Following an erupting night of Soundcloud jams from Slow Magic and Giraffage at Trees, I decided that becoming deaf by attending Parquet Courts’ homecoming show at Denton’s Rubber Gloves Rehearsal Studio was a good idea.
The Noids instigated a roll call to the stage by doing a soundcheck with booming guitar feedbacks. They kept the crowd assembled through short and fast garage punk beatitudes. The trio kept a calm composure throughout their brief and energetic set, the complementing showcase fit the dark room green lighting very well. The set was just loud enough for my soon-to-be deaf ears.
Sin Motivo immediately picked up where The Noids left off after a long intermission. The band played long, heavy ballads that were warmly received by the crowd. They showed their love by moshing as much as possible, but the gathering was just too small for a formal one to break out (more on that later). The drummer vibrated the room thoroughly from sitting front and center, and the lead singer’s charisma and animated persona emulated the band’s loudness. During their last song, the singer dropped the mic once his duty was fulfilled, and paced out of the room through the crowd. He was last seen smiling.

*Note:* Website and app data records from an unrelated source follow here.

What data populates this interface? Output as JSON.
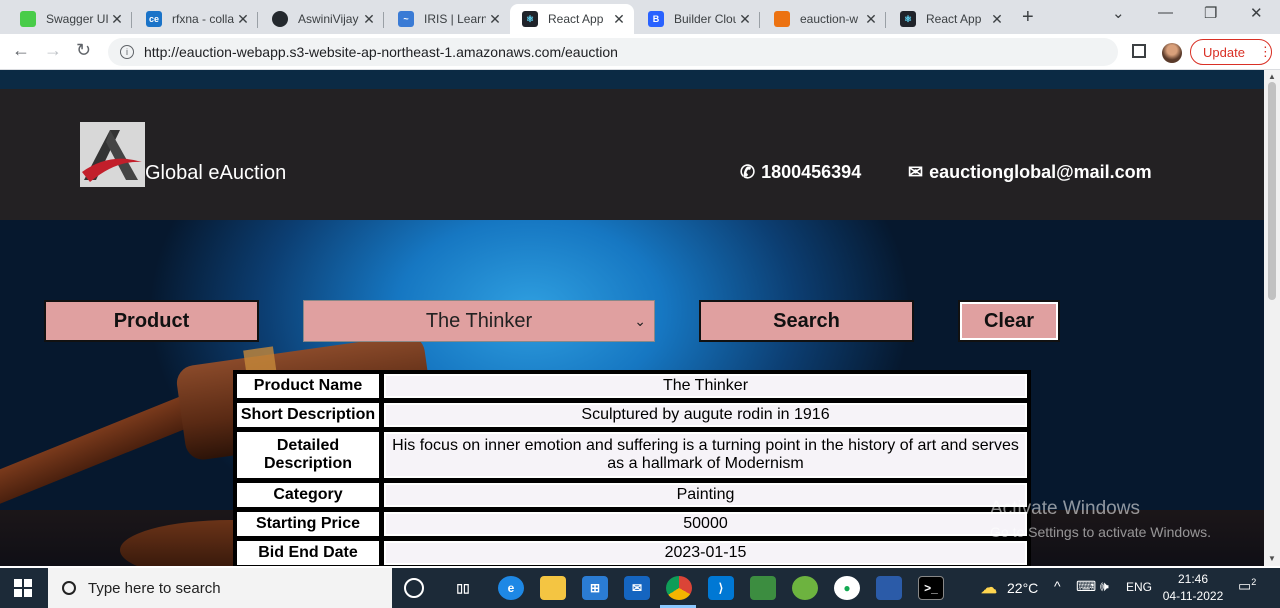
{
  "browser": {
    "tabs": [
      {
        "label": "Swagger UI",
        "favicon": "swagger-icon",
        "color": "#49cc49",
        "active": false
      },
      {
        "label": "rfxna - colla",
        "favicon": "ce-icon",
        "color": "#1a73c8",
        "active": false
      },
      {
        "label": "AswiniVijay",
        "favicon": "github-icon",
        "color": "#24292e",
        "active": false
      },
      {
        "label": "IRIS | Learn",
        "favicon": "iris-icon",
        "color": "#3a7bd5",
        "active": false
      },
      {
        "label": "React App",
        "favicon": "react-icon",
        "color": "#20232a",
        "active": true
      },
      {
        "label": "Builder Clou",
        "favicon": "builder-icon",
        "color": "#2962ff",
        "active": false
      },
      {
        "label": "eauction-w",
        "favicon": "aws-icon",
        "color": "#ec7211",
        "active": false
      },
      {
        "label": "React App",
        "favicon": "react-icon",
        "color": "#20232a",
        "active": false
      }
    ],
    "url": "http://eauction-webapp.s3-website-ap-northeast-1.amazonaws.com/eauction",
    "update_label": "Update"
  },
  "site": {
    "brand": "Global eAuction",
    "phone": "1800456394",
    "email": "eauctionglobal@mail.com"
  },
  "controls": {
    "product_label": "Product",
    "selected_product": "The Thinker",
    "search_label": "Search",
    "clear_label": "Clear"
  },
  "details": {
    "rows": [
      {
        "label": "Product Name",
        "value": "The Thinker"
      },
      {
        "label": "Short Description",
        "value": "Sculptured by augute rodin in 1916"
      },
      {
        "label": "Detailed Description",
        "value": "His focus on inner emotion and suffering is a turning point in the history of art and serves as a hallmark of Modernism"
      },
      {
        "label": "Category",
        "value": "Painting"
      },
      {
        "label": "Starting Price",
        "value": "50000"
      },
      {
        "label": "Bid End Date",
        "value": "2023-01-15"
      }
    ]
  },
  "watermark": {
    "line1": "Activate Windows",
    "line2": "Go to Settings to activate Windows."
  },
  "taskbar": {
    "search_placeholder": "Type here to search",
    "temperature": "22°C",
    "language": "ENG",
    "time": "21:46",
    "date": "04-11-2022",
    "notification_count": "2"
  }
}
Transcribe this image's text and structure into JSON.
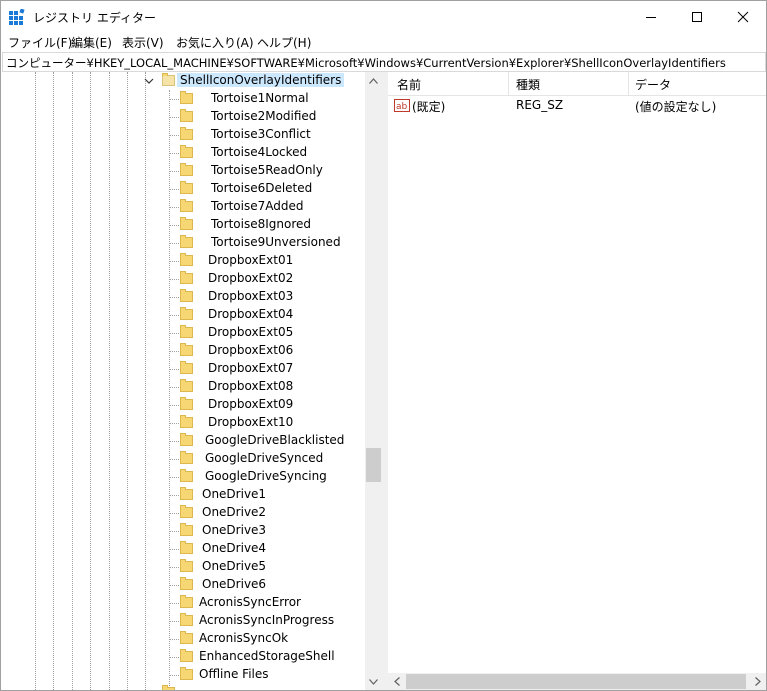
{
  "window": {
    "title": "レジストリ エディター",
    "app_icon": "registry-editor-icon",
    "controls": [
      "minimize-icon",
      "maximize-icon",
      "close-icon"
    ]
  },
  "menu": [
    "ファイル(F)",
    "編集(E)",
    "表示(V)",
    "お気に入り(A)",
    "ヘルプ(H)"
  ],
  "address": "コンピューター¥HKEY_LOCAL_MACHINE¥SOFTWARE¥Microsoft¥Windows¥CurrentVersion¥Explorer¥ShellIconOverlayIdentifiers",
  "tree": {
    "selected": "ShellIconOverlayIdentifiers",
    "children": [
      " Tortoise1Normal",
      " Tortoise2Modified",
      " Tortoise3Conflict",
      " Tortoise4Locked",
      " Tortoise5ReadOnly",
      " Tortoise6Deleted",
      " Tortoise7Added",
      " Tortoise8Ignored",
      " Tortoise9Unversioned",
      " DropboxExt01",
      " DropboxExt02",
      " DropboxExt03",
      " DropboxExt04",
      " DropboxExt05",
      " DropboxExt06",
      " DropboxExt07",
      " DropboxExt08",
      " DropboxExt09",
      " DropboxExt10",
      " GoogleDriveBlacklisted",
      " GoogleDriveSynced",
      " GoogleDriveSyncing",
      " OneDrive1",
      " OneDrive2",
      " OneDrive3",
      " OneDrive4",
      " OneDrive5",
      " OneDrive6",
      "AcronisSyncError",
      "AcronisSyncInProgress",
      "AcronisSyncOk",
      "EnhancedStorageShell",
      "Offline Files"
    ]
  },
  "list": {
    "columns": [
      "名前",
      "種類",
      "データ"
    ],
    "rows": [
      {
        "icon": "string-value-icon",
        "name": "(既定)",
        "type": "REG_SZ",
        "data": "(値の設定なし)"
      }
    ]
  },
  "colors": {
    "selection": "#cce8ff",
    "folder": "#f7d774",
    "scrollbar": "#f0f0f0"
  }
}
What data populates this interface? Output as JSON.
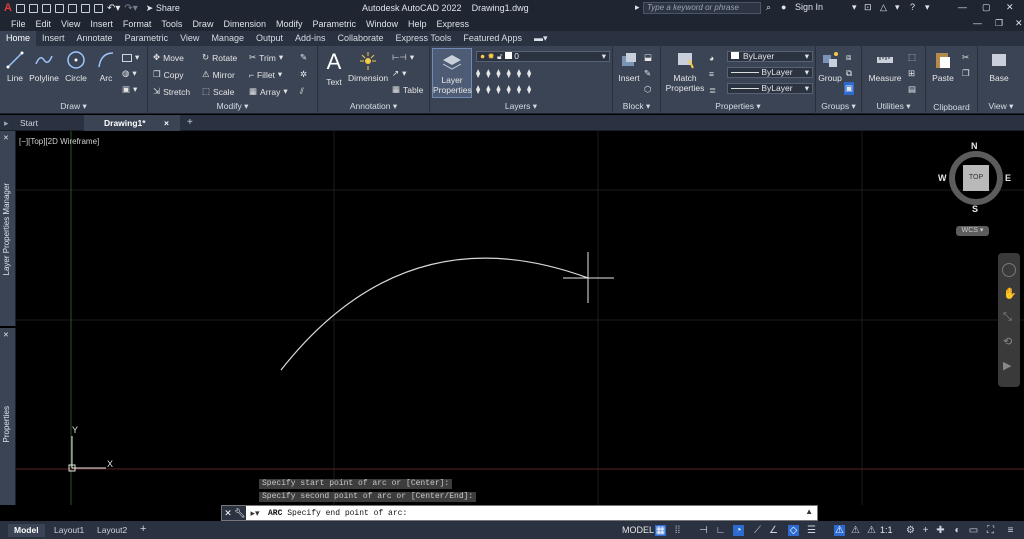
{
  "titlebar": {
    "app_title": "Autodesk AutoCAD 2022",
    "file_title": "Drawing1.dwg",
    "share_label": "Share",
    "search_placeholder": "Type a keyword or phrase",
    "sign_in": "Sign In",
    "app_logo": "A"
  },
  "menubar": {
    "items": [
      "File",
      "Edit",
      "View",
      "Insert",
      "Format",
      "Tools",
      "Draw",
      "Dimension",
      "Modify",
      "Parametric",
      "Window",
      "Help",
      "Express"
    ]
  },
  "ribbon_tabs": {
    "items": [
      "Home",
      "Insert",
      "Annotate",
      "Parametric",
      "View",
      "Manage",
      "Output",
      "Add-ins",
      "Collaborate",
      "Express Tools",
      "Featured Apps"
    ]
  },
  "ribbon": {
    "draw": {
      "title": "Draw",
      "line": "Line",
      "polyline": "Polyline",
      "circle": "Circle",
      "arc": "Arc"
    },
    "modify": {
      "title": "Modify",
      "move": "Move",
      "rotate": "Rotate",
      "trim": "Trim",
      "copy": "Copy",
      "mirror": "Mirror",
      "fillet": "Fillet",
      "stretch": "Stretch",
      "scale": "Scale",
      "array": "Array"
    },
    "annotation": {
      "title": "Annotation",
      "text": "Text",
      "dimension": "Dimension",
      "table": "Table"
    },
    "layers": {
      "title": "Layers",
      "layer_properties": "Layer Properties",
      "current_layer": "0"
    },
    "block": {
      "title": "Block",
      "insert": "Insert"
    },
    "properties": {
      "title": "Properties",
      "match": "Match Properties",
      "color": "ByLayer",
      "linetype": "ByLayer",
      "lineweight": "ByLayer"
    },
    "groups": {
      "title": "Groups",
      "group": "Group"
    },
    "utilities": {
      "title": "Utilities",
      "measure": "Measure"
    },
    "clipboard": {
      "title": "Clipboard",
      "paste": "Paste"
    },
    "view": {
      "title": "View",
      "base": "Base"
    }
  },
  "file_tabs": {
    "start": "Start",
    "drawing": "Drawing1*",
    "close": "×",
    "new": "+"
  },
  "palettes": {
    "layer_manager": "Layer Properties Manager",
    "properties": "Properties"
  },
  "viewport": {
    "label": "[−][Top][2D Wireframe]",
    "viewcube": {
      "top": "TOP",
      "n": "N",
      "s": "S",
      "e": "E",
      "w": "W",
      "wcs": "WCS"
    },
    "ucs": {
      "x": "X",
      "y": "Y"
    }
  },
  "command": {
    "history": [
      "Specify start point of arc or [Center]:",
      "Specify second point of arc or [Center/End]:"
    ],
    "prompt_cmd": "ARC",
    "prompt_text": "Specify end point of arc:"
  },
  "statusbar": {
    "tabs": [
      "Model",
      "Layout1",
      "Layout2"
    ],
    "model_label": "MODEL",
    "scale": "1:1"
  }
}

By the time Party Static went up, the room was enveloped by the smell of PBR. Something was definitely in the air. Their energy was fully present throughout their set. They regrouped often within themselves, those fifteen seconds or so were littered with extremely loud feedbacks. The girls’ bromance was refreshing to see, and the 90s riot grrrl aesthetic was preserved and fully on display.
After the longest intermission of the evening, the hometown heroes were armed and ready to go, and so was the crowd. The room filled to the brim, and the band opened the show with three songs from their new record Monastic Living and then dived right into the good ‘ol stuff. The moshpit broke out during the third track and was on and off for the rest of the show. Parquet Courts entertained with interesting anecdotes that sampled some of their stand-up comedy material, and played music from all of their projects. The long, rewarding set made it worth driving to Denton during a tornado warning. And yes Austin, you were using “matriculated” correctly.
The packed showcase of stormy performances went well with the stormy day. The radiating performances painted the walls and ears in attendance full of colorful sound, and Parquet Courts laid down the final brushstrokes with precision. It was the best possible way in which to lose your hearing.